Exercise inputs —
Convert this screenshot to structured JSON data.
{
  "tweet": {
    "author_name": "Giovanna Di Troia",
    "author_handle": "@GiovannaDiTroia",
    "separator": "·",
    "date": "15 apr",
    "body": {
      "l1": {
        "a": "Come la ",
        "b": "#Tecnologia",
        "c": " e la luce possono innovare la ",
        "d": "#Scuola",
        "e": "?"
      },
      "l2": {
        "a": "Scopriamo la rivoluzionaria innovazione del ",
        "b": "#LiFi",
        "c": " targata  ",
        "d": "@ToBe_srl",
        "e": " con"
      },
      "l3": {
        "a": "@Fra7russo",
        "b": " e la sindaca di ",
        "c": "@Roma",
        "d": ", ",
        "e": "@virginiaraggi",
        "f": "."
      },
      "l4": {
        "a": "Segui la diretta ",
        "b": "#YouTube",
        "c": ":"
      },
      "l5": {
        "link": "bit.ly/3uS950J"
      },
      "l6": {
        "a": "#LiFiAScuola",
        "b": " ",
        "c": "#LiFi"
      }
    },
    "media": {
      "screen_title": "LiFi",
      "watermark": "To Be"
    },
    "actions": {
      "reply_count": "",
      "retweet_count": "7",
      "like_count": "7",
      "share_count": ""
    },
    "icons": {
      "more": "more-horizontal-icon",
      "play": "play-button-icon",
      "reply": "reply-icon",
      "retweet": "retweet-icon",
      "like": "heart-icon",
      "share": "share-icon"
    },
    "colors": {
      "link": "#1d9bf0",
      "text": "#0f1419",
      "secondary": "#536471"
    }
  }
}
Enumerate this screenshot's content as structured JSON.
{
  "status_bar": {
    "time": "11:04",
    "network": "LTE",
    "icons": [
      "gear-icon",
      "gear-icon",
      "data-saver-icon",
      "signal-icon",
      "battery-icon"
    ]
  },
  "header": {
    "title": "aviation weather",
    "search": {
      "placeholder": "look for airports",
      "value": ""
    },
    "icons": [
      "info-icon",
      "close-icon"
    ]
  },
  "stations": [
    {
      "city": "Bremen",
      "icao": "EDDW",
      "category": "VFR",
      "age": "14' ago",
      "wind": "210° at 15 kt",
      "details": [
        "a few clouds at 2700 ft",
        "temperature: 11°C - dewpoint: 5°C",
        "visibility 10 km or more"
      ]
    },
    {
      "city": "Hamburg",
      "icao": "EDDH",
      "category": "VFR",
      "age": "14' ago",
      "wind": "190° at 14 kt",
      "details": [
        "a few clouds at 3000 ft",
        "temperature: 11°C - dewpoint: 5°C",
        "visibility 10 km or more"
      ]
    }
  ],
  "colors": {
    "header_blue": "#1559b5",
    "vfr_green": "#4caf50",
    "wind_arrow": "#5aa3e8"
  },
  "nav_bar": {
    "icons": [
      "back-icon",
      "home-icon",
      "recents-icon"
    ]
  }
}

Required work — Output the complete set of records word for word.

Answer space —
Convert this screenshot to structured JSON data.
{
  "tweet": {
    "author_name": "Giovanna Di Troia",
    "author_handle": "@GiovannaDiTroia",
    "separator": "·",
    "date": "15 apr",
    "body": {
      "l1": {
        "a": "Come la ",
        "b": "#Tecnologia",
        "c": " e la luce possono innovare la ",
        "d": "#Scuola",
        "e": "?"
      },
      "l2": {
        "a": "Scopriamo la rivoluzionaria innovazione del ",
        "b": "#LiFi",
        "c": " targata  ",
        "d": "@ToBe_srl",
        "e": " con"
      },
      "l3": {
        "a": "@Fra7russo",
        "b": " e la sindaca di ",
        "c": "@Roma",
        "d": ", ",
        "e": "@virginiaraggi",
        "f": "."
      },
      "l4": {
        "a": "Segui la diretta ",
        "b": "#YouTube",
        "c": ":"
      },
      "l5": {
        "link": "bit.ly/3uS950J"
      },
      "l6": {
        "a": "#LiFiAScuola",
        "b": " ",
        "c": "#LiFi"
      }
    },
    "media": {
      "screen_title": "LiFi",
      "watermark": "To Be"
    },
    "actions": {
      "reply_count": "",
      "retweet_count": "7",
      "like_count": "7",
      "share_count": ""
    },
    "icons": {
      "more": "more-horizontal-icon",
      "play": "play-button-icon",
      "reply": "reply-icon",
      "retweet": "retweet-icon",
      "like": "heart-icon",
      "share": "share-icon"
    },
    "colors": {
      "link": "#1d9bf0",
      "text": "#0f1419",
      "secondary": "#536471"
    }
  }
}
Enumerate this screenshot's content as structured JSON.
{
  "status_bar": {
    "time": "11:04",
    "network": "LTE",
    "icons": [
      "gear-icon",
      "gear-icon",
      "data-saver-icon",
      "signal-icon",
      "battery-icon"
    ]
  },
  "header": {
    "title": "aviation weather",
    "search": {
      "placeholder": "look for airports",
      "value": ""
    },
    "icons": [
      "info-icon",
      "close-icon"
    ]
  },
  "stations": [
    {
      "city": "Bremen",
      "icao": "EDDW",
      "category": "VFR",
      "age": "14' ago",
      "wind": "210° at 15 kt",
      "details": [
        "a few clouds at 2700 ft",
        "temperature: 11°C - dewpoint: 5°C",
        "visibility 10 km or more"
      ]
    },
    {
      "city": "Hamburg",
      "icao": "EDDH",
      "category": "VFR",
      "age": "14' ago",
      "wind": "190° at 14 kt",
      "details": [
        "a few clouds at 3000 ft",
        "temperature: 11°C - dewpoint: 5°C",
        "visibility 10 km or more"
      ]
    }
  ],
  "colors": {
    "header_blue": "#1559b5",
    "vfr_green": "#4caf50",
    "wind_arrow": "#5aa3e8"
  },
  "nav_bar": {
    "icons": [
      "back-icon",
      "home-icon",
      "recents-icon"
    ]
  }
}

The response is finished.